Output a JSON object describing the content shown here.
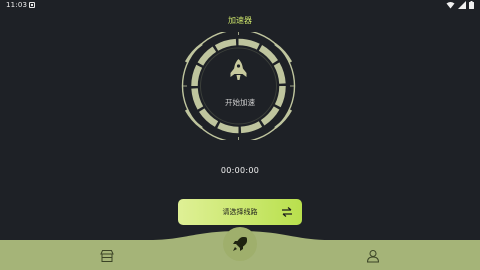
{
  "status_bar": {
    "time": "11:03"
  },
  "app_title": "加速器",
  "dial": {
    "start_label": "开始加速"
  },
  "timer": "00:00:00",
  "route_button": {
    "label": "请选择线路"
  },
  "colors": {
    "background": "#1e2126",
    "accent": "#cbe36a",
    "nav_bar": "#a5b478",
    "dial_ring": "#bfc59e"
  }
}
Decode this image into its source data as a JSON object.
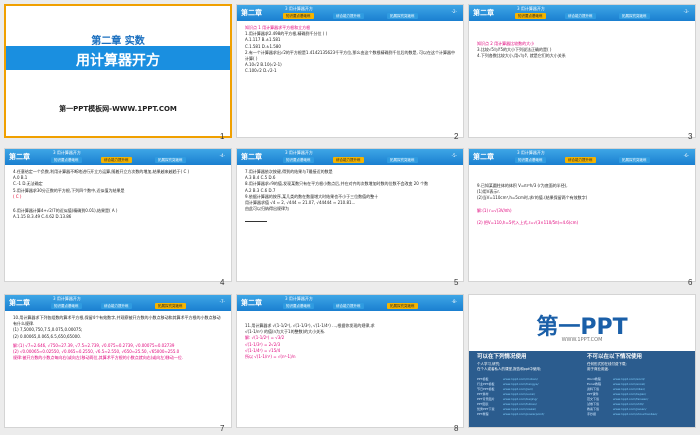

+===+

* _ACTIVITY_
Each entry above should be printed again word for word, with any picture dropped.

* _TASK SOLUTION_
Output a JSON object describing the content shown here.
{
  "status_bar": {
    "time": "11:03"
  },
  "app_title": "加速器",
  "dial": {
    "start_label": "开始加速"
  },
  "timer": "00:00:00",
  "route_button": {
    "label": "请选择线路"
  },
  "colors": {
    "background": "#1e2126",
    "accent": "#cbe36a",
    "nav_bar": "#a5b478",
    "dial_ring": "#bfc59e"
  }
}
Decode this image into its source data as a JSON object.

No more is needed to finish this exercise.